Adventurers and Scientists for Conservation (ASC) partnered with the Olympic National Forest for the second year in a row to help with an intensive survey for coastal Pacific Marten, a “critically imperiled” species on the peninsula. ASC recruited and trained two dozen hardy outdoor enthusiasts turned adventure scientists to search for the elusive member of…

Landmark Adventure Science: public access to a cherished landscape leads to open access data

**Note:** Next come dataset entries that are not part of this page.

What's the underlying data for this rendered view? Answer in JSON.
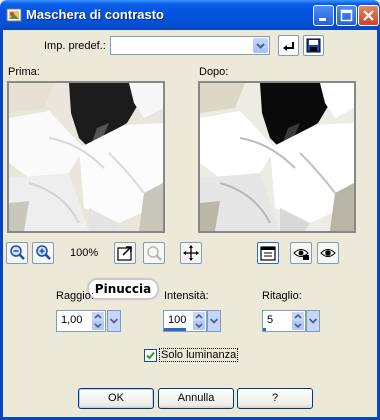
{
  "window": {
    "title": "Maschera di contrasto"
  },
  "preset": {
    "label": "Imp. predef.:",
    "value": ""
  },
  "previews": {
    "before_label": "Prima:",
    "after_label": "Dopo:"
  },
  "zoom": {
    "level": "100%"
  },
  "params": {
    "radius": {
      "label": "Raggio:",
      "value": "1,00"
    },
    "intensity": {
      "label": "Intensità:",
      "value": "100"
    },
    "clipping": {
      "label": "Ritaglio:",
      "value": "5"
    }
  },
  "watermark": {
    "text": "Pinuccia"
  },
  "luminance": {
    "label": "Solo luminanza",
    "checked": true
  },
  "buttons": {
    "ok": "OK",
    "cancel": "Annulla",
    "help": "?"
  },
  "colors": {
    "titlebar": "#0454e0",
    "face": "#ece9d8",
    "accent": "#316ac5"
  }
}
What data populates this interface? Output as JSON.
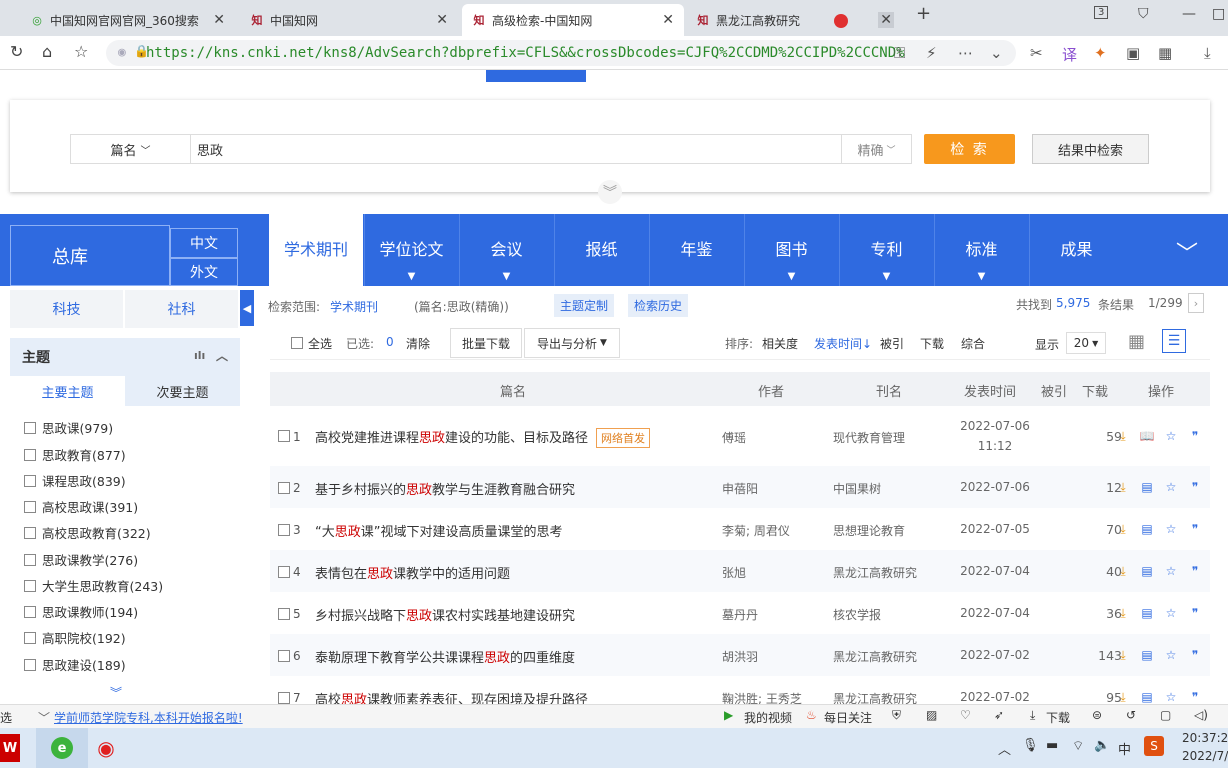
{
  "tabs": [
    {
      "label": "中国知网官网官网_360搜索",
      "icon": "search-favicon"
    },
    {
      "label": "中国知网",
      "icon": "cnki-favicon"
    },
    {
      "label": "高级检索-中国知网",
      "icon": "cnki-favicon"
    },
    {
      "label": "黑龙江高教研究",
      "icon": "cnki-favicon"
    }
  ],
  "tab_count": "3",
  "url": "https://kns.cnki.net/kns8/AdvSearch?dbprefix=CFLS&&crossDbcodes=CJFQ%2CCDMD%2CCIPD%2CCCND%",
  "search": {
    "field": "篇名",
    "term": "思政",
    "match": "精确",
    "search_btn": "检 索",
    "in_results_btn": "结果中检索"
  },
  "nav": {
    "zongku": "总库",
    "zh": "中文",
    "wai": "外文",
    "tabs": [
      "学术期刊",
      "学位论文",
      "会议",
      "报纸",
      "年鉴",
      "图书",
      "专利",
      "标准",
      "成果"
    ]
  },
  "sidebar": {
    "tab_keji": "科技",
    "tab_sheke": "社科",
    "topic": "主题",
    "sub_main": "主要主题",
    "sub_minor": "次要主题",
    "items": [
      "思政课(979)",
      "思政教育(877)",
      "课程思政(839)",
      "高校思政课(391)",
      "高校思政教育(322)",
      "思政课教学(276)",
      "大学生思政教育(243)",
      "思政课教师(194)",
      "高职院校(192)",
      "思政建设(189)"
    ]
  },
  "info": {
    "scope_label": "检索范围:",
    "scope": "学术期刊",
    "query": "(篇名:思政(精确))",
    "topic_custom": "主题定制",
    "history": "检索历史",
    "found_prefix": "共找到",
    "found": "5,975",
    "found_suffix": "条结果",
    "page": "1/299"
  },
  "toolbar": {
    "select_all": "全选",
    "selected_label": "已选:",
    "selected": "0",
    "clear": "清除",
    "batch_download": "批量下载",
    "export": "导出与分析",
    "sort_label": "排序:",
    "sort_rel": "相关度",
    "sort_time": "发表时间",
    "sort_cited": "被引",
    "sort_dl": "下载",
    "sort_comp": "综合",
    "show_label": "显示",
    "show_count": "20"
  },
  "table": {
    "headers": {
      "title": "篇名",
      "author": "作者",
      "journal": "刊名",
      "date": "发表时间",
      "cited": "被引",
      "downloads": "下载",
      "ops": "操作"
    },
    "rows": [
      {
        "num": "1",
        "pre": "高校党建推进课程",
        "hl": "思政",
        "post": "建设的功能、目标及路径",
        "badge": "网络首发",
        "author": "傅瑶",
        "journal": "现代教育管理",
        "date": "2022-07-06",
        "time": "11:12",
        "downloads": "59"
      },
      {
        "num": "2",
        "pre": "基于乡村振兴的",
        "hl": "思政",
        "post": "教学与生涯教育融合研究",
        "author": "申蓓阳",
        "journal": "中国果树",
        "date": "2022-07-06",
        "downloads": "12"
      },
      {
        "num": "3",
        "pre": "“大",
        "hl": "思政",
        "post": "课”视域下对建设高质量课堂的思考",
        "author": "李菊; 周君仪",
        "journal": "思想理论教育",
        "date": "2022-07-05",
        "downloads": "70"
      },
      {
        "num": "4",
        "pre": "表情包在",
        "hl": "思政",
        "post": "课教学中的适用问题",
        "author": "张旭",
        "journal": "黑龙江高教研究",
        "date": "2022-07-04",
        "downloads": "40"
      },
      {
        "num": "5",
        "pre": "乡村振兴战略下",
        "hl": "思政",
        "post": "课农村实践基地建设研究",
        "author": "墓丹丹",
        "journal": "核农学报",
        "date": "2022-07-04",
        "downloads": "36"
      },
      {
        "num": "6",
        "pre": "泰勒原理下教育学公共课课程",
        "hl": "思政",
        "post": "的四重维度",
        "author": "胡洪羽",
        "journal": "黑龙江高教研究",
        "date": "2022-07-02",
        "downloads": "143"
      },
      {
        "num": "7",
        "pre": "高校",
        "hl": "思政",
        "post": "课教师素养表征、现存困境及提升路径",
        "author": "鞠洪胜; 王秀芝",
        "journal": "黑龙江高教研究",
        "date": "2022-07-02",
        "downloads": "95"
      }
    ]
  },
  "status": {
    "left": "选",
    "news": "学前师范学院专科,本科开始报名啦!",
    "video": "我的视频",
    "follow": "每日关注",
    "download": "下载"
  },
  "taskbar": {
    "time": "20:37:27",
    "date": "2022/7/",
    "ime": "中"
  },
  "colors": {
    "primary": "#2f6ae0",
    "orange": "#f7981d",
    "highlight": "#cc0000"
  }
}
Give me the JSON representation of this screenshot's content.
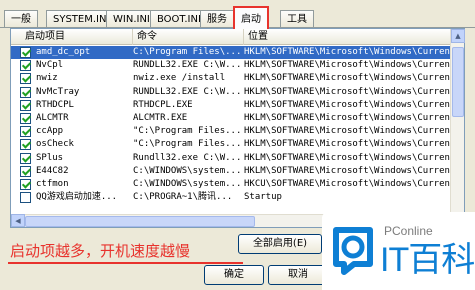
{
  "tabs": [
    "一般",
    "SYSTEM.INI",
    "WIN.INI",
    "BOOT.INI",
    "服务",
    "启动",
    "工具"
  ],
  "columns": [
    "启动项目",
    "命令",
    "位置"
  ],
  "rows": [
    {
      "name": "amd_dc_opt",
      "command": "C:\\Program Files\\...",
      "location": "HKLM\\SOFTWARE\\Microsoft\\Windows\\Current...",
      "checked": true,
      "selected": true
    },
    {
      "name": "NvCpl",
      "command": "RUNDLL32.EXE C:\\W...",
      "location": "HKLM\\SOFTWARE\\Microsoft\\Windows\\Current...",
      "checked": true,
      "selected": false
    },
    {
      "name": "nwiz",
      "command": "nwiz.exe /install",
      "location": "HKLM\\SOFTWARE\\Microsoft\\Windows\\Current...",
      "checked": true,
      "selected": false
    },
    {
      "name": "NvMcTray",
      "command": "RUNDLL32.EXE C:\\W...",
      "location": "HKLM\\SOFTWARE\\Microsoft\\Windows\\Current...",
      "checked": true,
      "selected": false
    },
    {
      "name": "RTHDCPL",
      "command": "RTHDCPL.EXE",
      "location": "HKLM\\SOFTWARE\\Microsoft\\Windows\\Current...",
      "checked": true,
      "selected": false
    },
    {
      "name": "ALCMTR",
      "command": "ALCMTR.EXE",
      "location": "HKLM\\SOFTWARE\\Microsoft\\Windows\\Current...",
      "checked": true,
      "selected": false
    },
    {
      "name": "ccApp",
      "command": "\"C:\\Program Files...",
      "location": "HKLM\\SOFTWARE\\Microsoft\\Windows\\Current...",
      "checked": true,
      "selected": false
    },
    {
      "name": "osCheck",
      "command": "\"C:\\Program Files...",
      "location": "HKLM\\SOFTWARE\\Microsoft\\Windows\\Current...",
      "checked": true,
      "selected": false
    },
    {
      "name": "SPlus",
      "command": "Rundll32.exe C:\\W...",
      "location": "HKLM\\SOFTWARE\\Microsoft\\Windows\\Current...",
      "checked": true,
      "selected": false
    },
    {
      "name": "E44C82",
      "command": "C:\\WINDOWS\\system...",
      "location": "HKLM\\SOFTWARE\\Microsoft\\Windows\\Current...",
      "checked": true,
      "selected": false
    },
    {
      "name": "ctfmon",
      "command": "C:\\WINDOWS\\system...",
      "location": "HKCU\\SOFTWARE\\Microsoft\\Windows\\Current...",
      "checked": true,
      "selected": false
    },
    {
      "name": "QQ游戏启动加速...",
      "command": "C:\\PROGRA~1\\腾讯...",
      "location": "Startup",
      "checked": false,
      "selected": false
    }
  ],
  "annotation": "启动项越多，开机速度越慢",
  "buttons": {
    "enable_all": "全部启用(E)",
    "ok": "确定",
    "cancel": "取消"
  },
  "brand": {
    "small": "PConline",
    "big": "IT百科"
  },
  "colors": {
    "highlight": "#e8332d",
    "selection": "#316ac5",
    "brand": "#0e7fd4"
  }
}
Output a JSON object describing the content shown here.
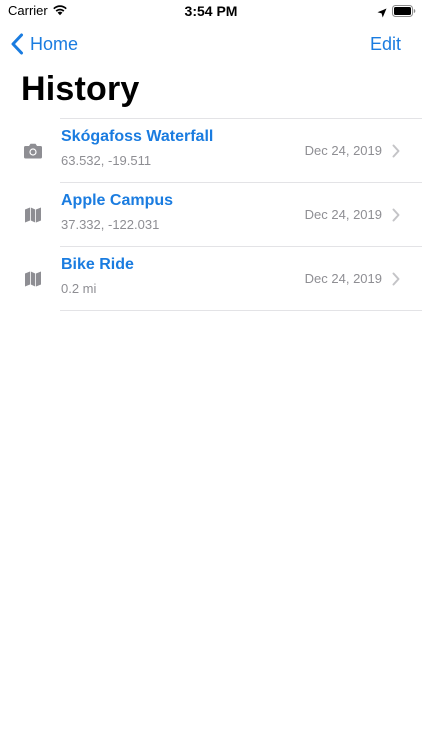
{
  "status_bar": {
    "carrier": "Carrier",
    "time": "3:54 PM",
    "icons": [
      "wifi-icon",
      "location-icon",
      "battery-icon"
    ]
  },
  "nav": {
    "back_label": "Home",
    "back_icon": "chevron-left-icon",
    "edit_label": "Edit"
  },
  "page": {
    "title": "History"
  },
  "items": [
    {
      "icon": "camera-icon",
      "title": "Skógafoss Waterfall",
      "subtitle": "63.532, -19.511",
      "date": "Dec 24, 2019"
    },
    {
      "icon": "map-icon",
      "title": "Apple Campus",
      "subtitle": "37.332, -122.031",
      "date": "Dec 24, 2019"
    },
    {
      "icon": "map-icon",
      "title": "Bike Ride",
      "subtitle": "0.2 mi",
      "date": "Dec 24, 2019"
    }
  ],
  "colors": {
    "accent": "#1a7ce0",
    "secondary_text": "#8e8e93",
    "icon_gray": "#8e8e93",
    "separator": "#e3e3e6"
  }
}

With temperatures hovering around minus 21 degrees Fahrenheit, six outdoor enthusiasts gear up for volunteer training on American Prairie Reserve. The blue skies and sunshine are deceptive. Standing too long in these temperatures will create a chill in one’s body that is hard to shake, no matter how much physical exertion is expended. The orientation…

Can We See the Invisible, Together?

About three years ago, I was staring at a monitor wall of 2 million crowdsourced “clues” to identify archaeological tombs in Mongolia when three people in black suits walked up and stopped in their tracks.  Two of them were from the Department of Defense, and the third was a gruff young doctor named Eliah Spencer…

Can iguanas swim, and what would it mean for conservation?

Charles Knapp, Vice President of Conservation and Research John G. Shedd Aquarium, Chicago, Illinois USA   Last week, you learned about how Shedd Aquarium’s long-term citizen science research program is helping to save endangered iguanas in the Bahamas. This week, we’ll explore another facet of our 2013 trip: an effort to understand whether the Andros…

Commitment to conservation creates lasting memories

Imagine visiting the subtropical paradise of The Bahamas. Instead of holding a drink, you’re grasping a net. Instead of sand between your toes, you’re navigating sharp limestone in boots. Instead of admiring beautiful sunsets, you’re searching for beautiful iguanas. You can find drinks, sand, and sunsets in many destinations, but if you’re part of Shedd…

Ancient Words: Deciphering an Ancient People and Their Language in El Salvador

Who Were the Ancient Mountain Dwellers of Coastal El Salvador?   It’s difficult to recognize and understand the meaning of ancient texts, words, symbols and the messages they contain.  This is not only due to the very complexity of systems of communication, but mostly because we often don’t see them. During the holidays, I had…

Biodiversity needs you! And your iPhone.

  Our knowledge of biodiversity is not good. We don’t know the names of most species. For the ones that we do, we don’t know where they once lived, let alone where they live now. It’s even worse for species that are rare, for they may soon not live anywhere. Now, armed with your iPhone…

Horseshoe Crabs Need Compassion and Help to Survive

By Jordan Schaul An incidental encounter on a North American Atlantic coast beach with a horseshoe crab may have been your first introduction to this armored sea creature with a spiked tail. Hopefully, it won’t be your last. Some horseshoe crab populations are in trouble and that could mean trouble not only for vertebrate marine…

It’s Pronounced “FOO-sa”

My friends managing the My Wonderful World blog posted an interview today with ecologist, National Geographic Emerging Explorer, and all-around great guy Luke Dollar. He describes his decision to pursue a career in conservation science after finding a forest he wandered in as a child abruptly clear-cut, his work with Madagascar’s fossa (the island’s largest…